Count the lines in the entries that contain "COMPANY". Say the number and nothing more.
Segment Start: SOURCE MATERIAL
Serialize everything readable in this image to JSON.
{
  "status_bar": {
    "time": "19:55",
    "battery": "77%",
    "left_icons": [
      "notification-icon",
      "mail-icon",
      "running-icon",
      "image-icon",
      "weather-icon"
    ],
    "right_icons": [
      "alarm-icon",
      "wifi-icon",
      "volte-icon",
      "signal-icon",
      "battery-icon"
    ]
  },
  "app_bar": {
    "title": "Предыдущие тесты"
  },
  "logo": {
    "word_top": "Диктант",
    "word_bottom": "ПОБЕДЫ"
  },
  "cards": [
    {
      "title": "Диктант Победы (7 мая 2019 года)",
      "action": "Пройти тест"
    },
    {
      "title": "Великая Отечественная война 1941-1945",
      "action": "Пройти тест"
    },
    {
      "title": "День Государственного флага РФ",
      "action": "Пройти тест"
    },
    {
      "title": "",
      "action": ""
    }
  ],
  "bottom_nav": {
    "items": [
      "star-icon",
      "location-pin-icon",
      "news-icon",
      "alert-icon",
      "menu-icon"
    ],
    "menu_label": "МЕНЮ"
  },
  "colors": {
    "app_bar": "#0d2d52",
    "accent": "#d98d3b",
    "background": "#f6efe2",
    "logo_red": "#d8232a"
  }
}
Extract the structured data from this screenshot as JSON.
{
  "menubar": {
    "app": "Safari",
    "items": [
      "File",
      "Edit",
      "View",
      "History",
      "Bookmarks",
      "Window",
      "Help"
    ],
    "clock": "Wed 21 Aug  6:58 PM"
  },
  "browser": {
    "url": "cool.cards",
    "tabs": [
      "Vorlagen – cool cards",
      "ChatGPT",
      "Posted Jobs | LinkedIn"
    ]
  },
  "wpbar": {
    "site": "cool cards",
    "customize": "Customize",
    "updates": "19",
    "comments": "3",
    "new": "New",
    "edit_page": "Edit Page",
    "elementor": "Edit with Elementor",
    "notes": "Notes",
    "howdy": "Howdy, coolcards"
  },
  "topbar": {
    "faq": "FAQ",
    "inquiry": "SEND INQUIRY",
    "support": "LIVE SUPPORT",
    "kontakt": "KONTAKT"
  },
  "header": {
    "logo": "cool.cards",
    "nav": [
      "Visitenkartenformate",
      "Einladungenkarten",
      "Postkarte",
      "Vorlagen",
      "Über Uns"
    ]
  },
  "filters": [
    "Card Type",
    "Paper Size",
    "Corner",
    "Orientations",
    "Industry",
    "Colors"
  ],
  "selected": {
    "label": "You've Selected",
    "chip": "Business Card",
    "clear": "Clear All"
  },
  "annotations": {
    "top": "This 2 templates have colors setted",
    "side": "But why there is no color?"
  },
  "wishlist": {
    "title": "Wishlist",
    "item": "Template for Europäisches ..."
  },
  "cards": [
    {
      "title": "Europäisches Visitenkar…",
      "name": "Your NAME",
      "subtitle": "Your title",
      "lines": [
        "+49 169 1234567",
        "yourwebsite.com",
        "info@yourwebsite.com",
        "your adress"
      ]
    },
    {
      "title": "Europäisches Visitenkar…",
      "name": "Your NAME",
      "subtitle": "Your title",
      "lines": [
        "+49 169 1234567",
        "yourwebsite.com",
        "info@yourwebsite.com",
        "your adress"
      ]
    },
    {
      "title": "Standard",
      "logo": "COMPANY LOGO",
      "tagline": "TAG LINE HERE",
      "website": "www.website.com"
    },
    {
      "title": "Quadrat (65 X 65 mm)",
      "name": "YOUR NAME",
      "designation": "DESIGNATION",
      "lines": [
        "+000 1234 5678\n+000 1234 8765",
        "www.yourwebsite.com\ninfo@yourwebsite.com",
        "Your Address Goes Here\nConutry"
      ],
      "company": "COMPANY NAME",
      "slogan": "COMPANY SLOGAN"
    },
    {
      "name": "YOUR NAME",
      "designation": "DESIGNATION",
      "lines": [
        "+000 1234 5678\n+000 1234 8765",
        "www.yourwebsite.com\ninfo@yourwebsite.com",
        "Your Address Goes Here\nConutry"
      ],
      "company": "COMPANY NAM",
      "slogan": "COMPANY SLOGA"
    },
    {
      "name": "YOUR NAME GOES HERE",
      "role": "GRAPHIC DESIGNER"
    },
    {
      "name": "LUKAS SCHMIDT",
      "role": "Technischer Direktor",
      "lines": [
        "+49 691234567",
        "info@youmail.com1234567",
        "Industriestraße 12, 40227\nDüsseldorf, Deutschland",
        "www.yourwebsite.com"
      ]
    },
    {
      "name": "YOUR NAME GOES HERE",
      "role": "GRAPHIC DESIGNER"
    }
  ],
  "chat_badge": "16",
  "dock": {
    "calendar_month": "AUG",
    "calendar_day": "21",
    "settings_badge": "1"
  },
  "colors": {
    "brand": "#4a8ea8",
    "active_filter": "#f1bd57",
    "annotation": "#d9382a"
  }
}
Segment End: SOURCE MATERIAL
▶ [OUTPUT FOR THIS TASK] 5